“She will spread the defense out,” Brown said. “She will wear out that right back all day long. If she beats the defense and gets in [to shoot] – boom! She has the speed to do that. But she’s always crossing balls to set up goals.”
One of those serves from the corner set up Arryana Daniels’ goal that gave Padua its initial edge in a 3-1 state championship triumph in 2015 over Caesar Rodney.
A slick Scully delivery had also led to Daniels’ goal – Padua’s second – in its 3-1 win over CR in the 2014 state final.
As a midfielder, Scully also had to play a key defensive role while maintaining a tireless work rate.
“It’s a great honor to have your hard work recognized,” Scully said, “when you’re the person who’s on the side, so you’re not always scoring the goals.
“My main role was beating my defenders to the baseline and being able to cross the ball, putting it in great position for my forwards so they can score goals. That’s how you get the goals. Scoring the goals is nice but the ball has to get there somehow. But I couldn’t have done it without our forwards. They have to be there to get the ball. They made the great runs.”
Scully, who played club soccer for the Delaware Rush, will attend the University of Delaware, where she’ll study athletic training eyeing graduate school for physical therapy. She hopes to play on the UD women’s soccer club team.
“I love dual sport athletes,” Brown said. “They’ve learned to use different athletic skills. They’re competing in different arenas. They can take bits and pieces from those experiences and bring it here. Even though her primary sport is soccer, in basketball, as a guard, Mackenzie was the one who controlled the floor along with Megan Mallon.”
Scully said she’s had friends who, sometimes from parental pressure, became so focused on one sport that, eventually, the enjoyment vanished and they grew bored of it.
Variety has spiced up her athletic life and been a key to her success. Scully, who also used to swim competitively, feels being an all-around athlete helped prevent her from ever suffering a serious injury.

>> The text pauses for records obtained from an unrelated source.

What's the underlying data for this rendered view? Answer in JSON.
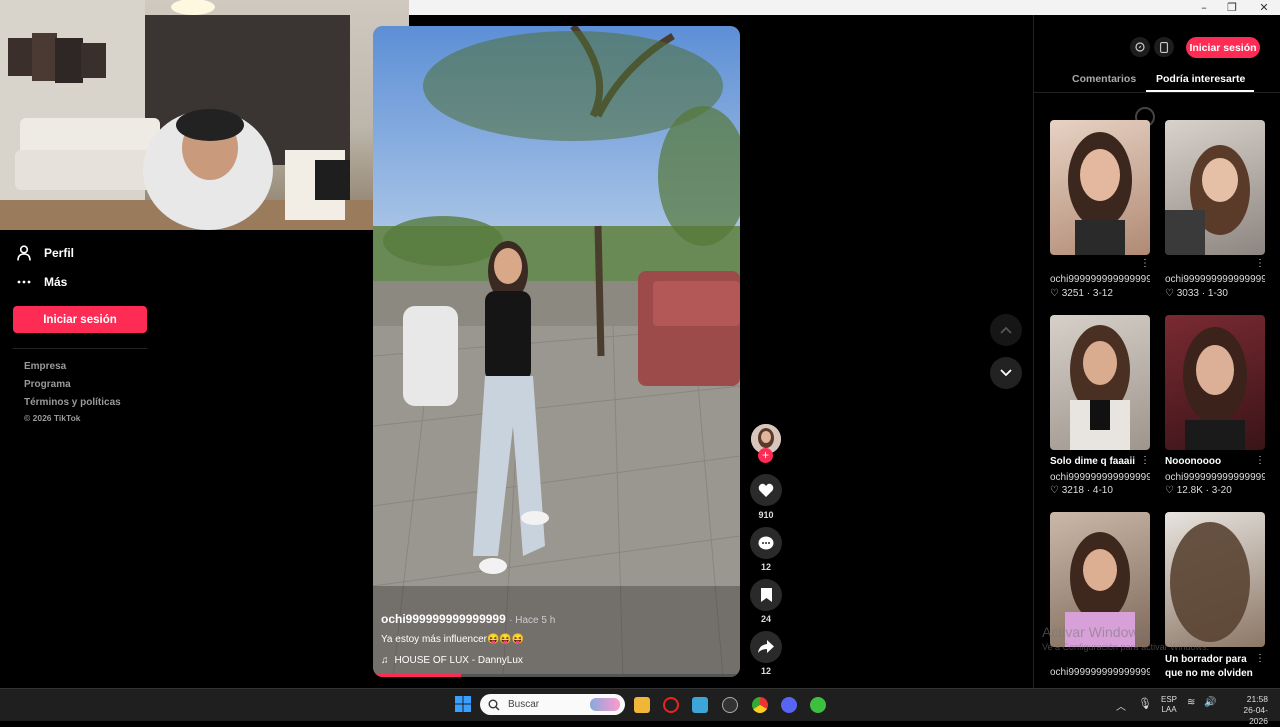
{
  "sidebar": {
    "items": [
      {
        "label": "Perfil",
        "icon": "person-icon"
      },
      {
        "label": "Más",
        "icon": "more-dots-icon"
      }
    ],
    "login_button": "Iniciar sesión",
    "footer": [
      "Empresa",
      "Programa",
      "Términos y políticas",
      "© 2026 TikTok"
    ]
  },
  "video": {
    "author": "ochi999999999999999",
    "time": "· Hace 5 h",
    "caption": "Ya estoy más influencer😝😝😝",
    "music": "HOUSE OF LUX - DannyLux",
    "progress": 0.24
  },
  "actions": {
    "likes": "910",
    "comments": "12",
    "saves": "24",
    "shares": "12"
  },
  "header": {
    "login_button": "Iniciar sesión"
  },
  "tabs": [
    {
      "label": "Comentarios",
      "active": false
    },
    {
      "label": "Podría interesarte",
      "active": true
    }
  ],
  "suggestions": [
    {
      "title": "",
      "author": "ochi999999999999999...",
      "likes": "3251",
      "date": "3-12"
    },
    {
      "title": "",
      "author": "ochi999999999999999...",
      "likes": "3033",
      "date": "1-30"
    },
    {
      "title": "Solo dime q faaaii",
      "author": "ochi999999999999999...",
      "likes": "3218",
      "date": "4-10"
    },
    {
      "title": "Nooonoooo",
      "author": "ochi999999999999999...",
      "likes": "12.8K",
      "date": "3-20"
    },
    {
      "title": "",
      "author": "ochi999999999999999...",
      "likes": "",
      "date": ""
    },
    {
      "title": "Un borrador para que no me olviden",
      "author": "",
      "likes": "",
      "date": ""
    }
  ],
  "watermark": {
    "line1": "Activar Windows",
    "line2": "Ve a Configuración para activar Windows."
  },
  "taskbar": {
    "search_placeholder": "Buscar",
    "lang1": "ESP",
    "lang2": "LAA",
    "time": "21:58",
    "date": "26-04-2026"
  },
  "colors": {
    "accent": "#fe2c55"
  }
}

“Always playing basketball kept my mind off soccer,” Scully said, “and when I got back into soccer season I was so excited.”
Contact Kevin Tresolini at email@example.com. Follow on Twitter @kevintresolini.